[′dril ‚pres]
(mechanical engineering)
A drilling machine in which a vertical drill moves into the work, which is stationary.
McGraw-Hill Dictionary of Scientific & Technical Terms, 6E, Copyright © 2003 by The McGraw-Hill Companies, Inc.

drill press

A drilling machine mounted in a stand; a handle is used to lower the drill (which rotates about a vertical axis) into the work.
McGraw-Hill Dictionary of Architecture and Construction. Copyright © 2003 by McGraw-Hill Companies, Inc.
References in periodicals archive ?
Designed for small diameter threads from #0 to 3/8", new button dies from Landis Threading Systems are well suited for Brown & Sharpe, Swiss and similar automatics and most live spindles as well as lathes and drill presses. The button dies are recommended for materials up to 24 Hrc and are available in two sizes--one with a 1" body diameter and the other with l 5/8" diameter.
Described below are these and other types of drill presses such as sensitive and radial drills.
Speeds and feeds are dialed in by the machine operator and are the same as for other drill presses. Drilling is either hand or power feed.
This type of drilling can be done on drill presses by using special attachments.
Other common features of bench-top drill presses include: five speeds (ranging from around 600 to 3,000 rpm), tilting tables for drilling at angles, and chucks that will accept bit shanks up to 1/2 in.
A variety of machines, from high speed CNC machines with rigid tapping to reversible drill presses, can use the tapping chucks and tap adapters designed for their needs.
Other popular uses include workholding applications on mills, machining centers, drill presses and surface grinders where the chuck can be bolted directly to the table.
Add into that mix Clausing drill presses and Kalamazoo saws, manufactured by Clausing itself, as well as surface grinders, and you have an idea of the breadth of the company's product reach.

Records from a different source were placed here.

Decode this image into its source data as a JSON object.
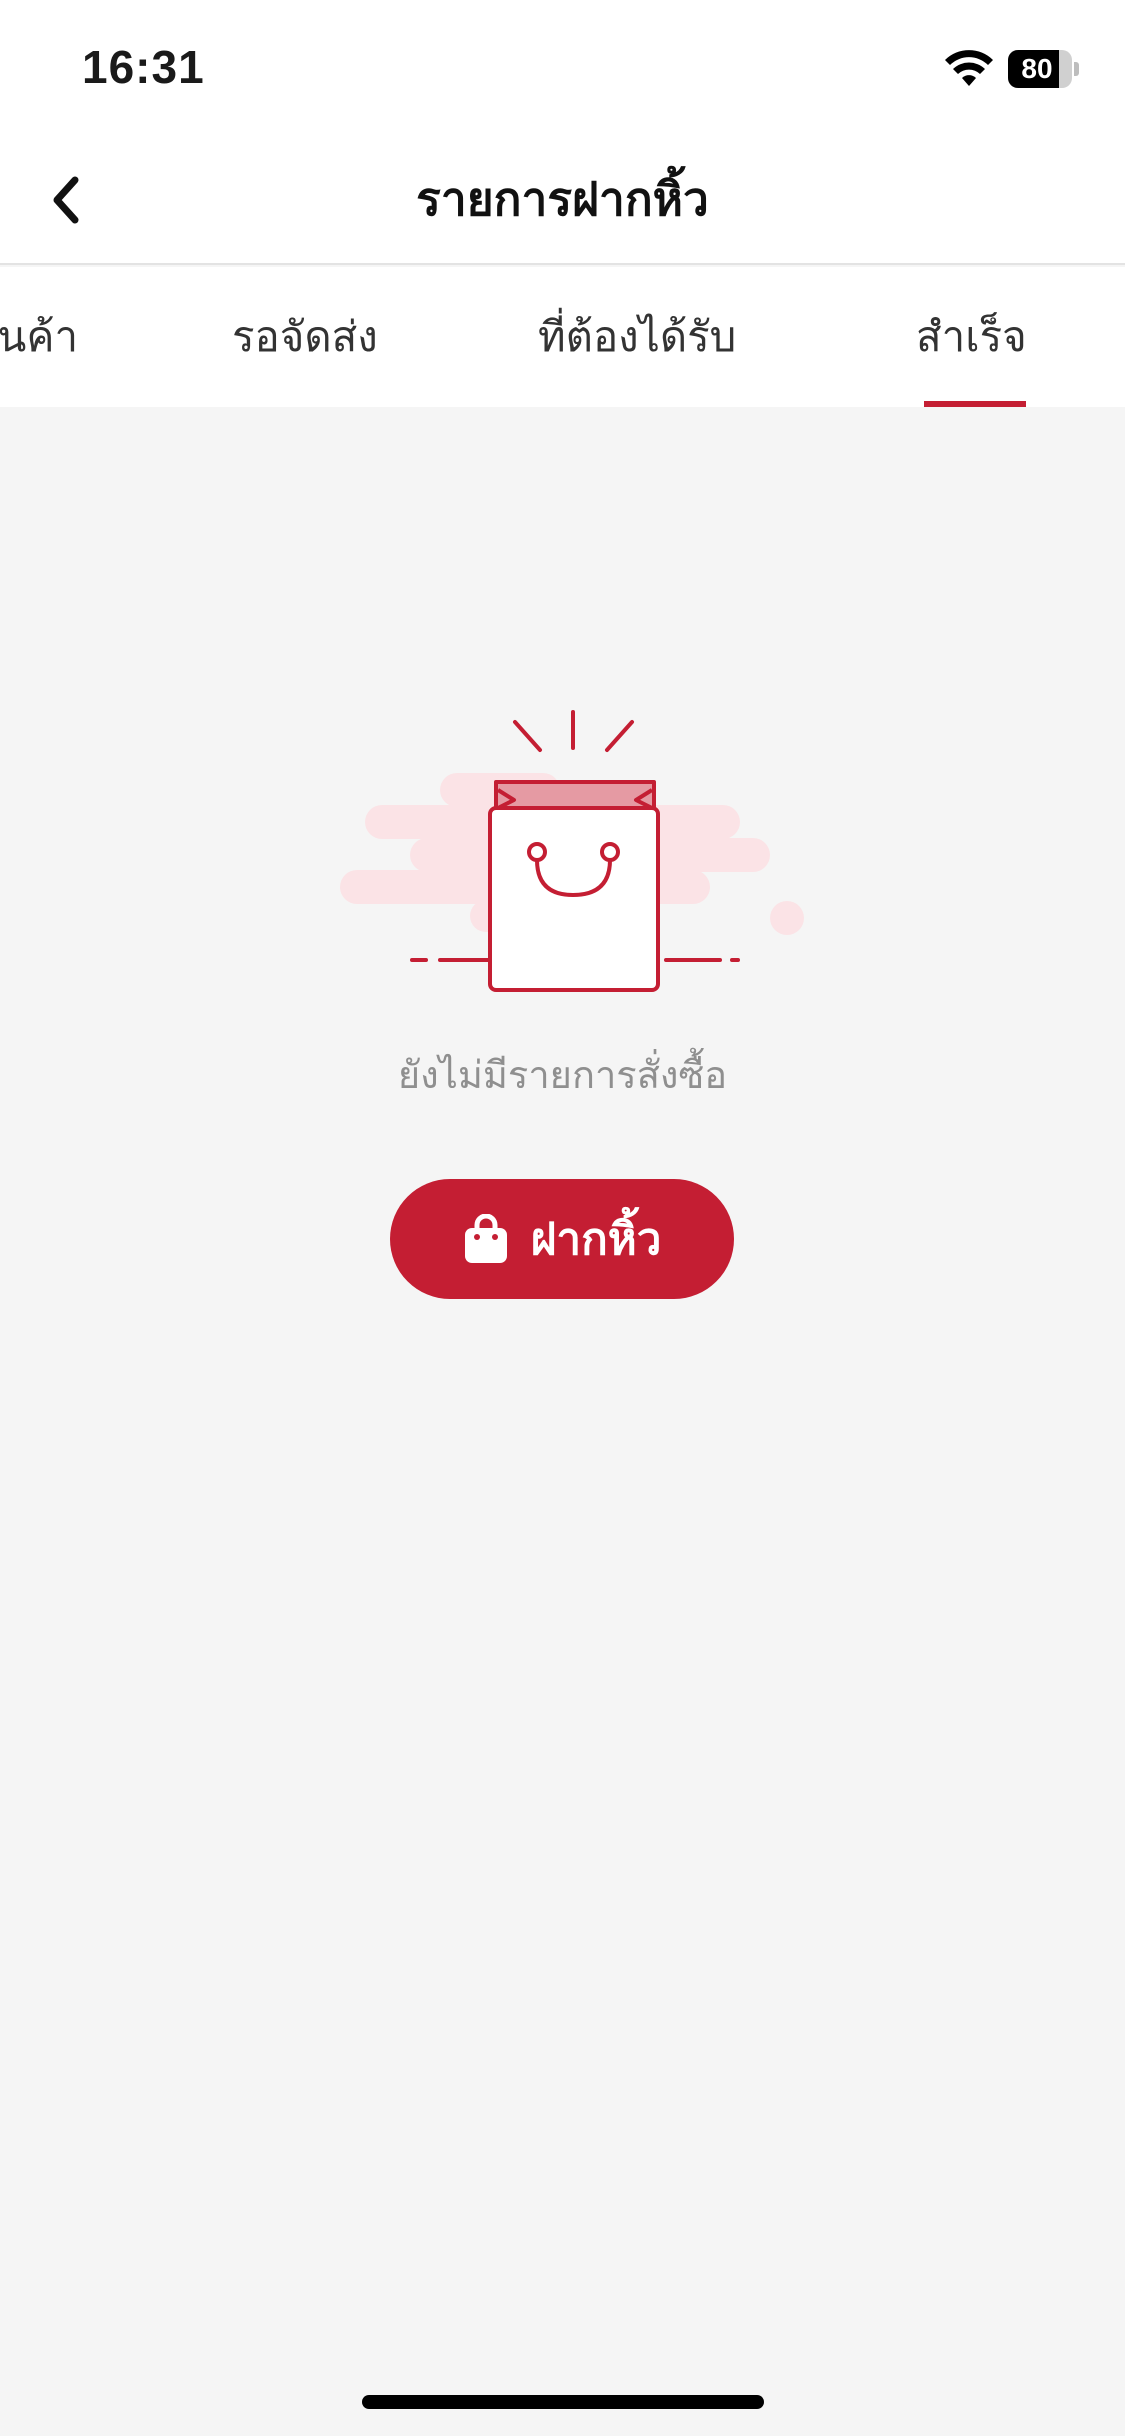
{
  "status_bar": {
    "time": "16:31",
    "battery_level": "80",
    "battery_fraction": 0.8,
    "wifi_icon": "wifi-icon"
  },
  "nav": {
    "title": "รายการฝากหิ้ว",
    "back_icon": "chevron-left-icon"
  },
  "tabs": [
    {
      "label": "สินค้า",
      "active": false
    },
    {
      "label": "รอจัดส่ง",
      "active": false
    },
    {
      "label": "ที่ต้องได้รับ",
      "active": false
    },
    {
      "label": "สำเร็จ",
      "active": true
    }
  ],
  "empty_state": {
    "icon": "shopping-bag-illustration",
    "message": "ยังไม่มีรายการสั่งซื้อ"
  },
  "action": {
    "label": "ฝากหิ้ว",
    "icon": "shopping-bag-icon"
  },
  "colors": {
    "accent": "#c41e33",
    "background": "#f5f5f5",
    "muted_text": "#8f8f8f"
  }
}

Founded in 1911 as the GT Eames Co, a producer of arbor presses for the fledgling automotive as well as other industries, it became in 1919 the Atlas Press Co, expanding its product lines through the Depression years and WWII to include by 1950 drill presses and lathes for metalworking and lathes, milling machines, shapers, planer-jointers, belt and disc sanders, jig saws, and tilting arbor saws for woodworking applications.
Its most recent acquisition in 1994 of the Kalamazoo Saw business doubled its manufacturing capacity at its Kalamazoo plant for saws and drill presses. Its drill presses continue to be a standard for the industry, available in 20[inches] and 15[inches] drills with a choice of high or low speed drive, hand or power feeds, and electrical specifications for multiple drill production applications.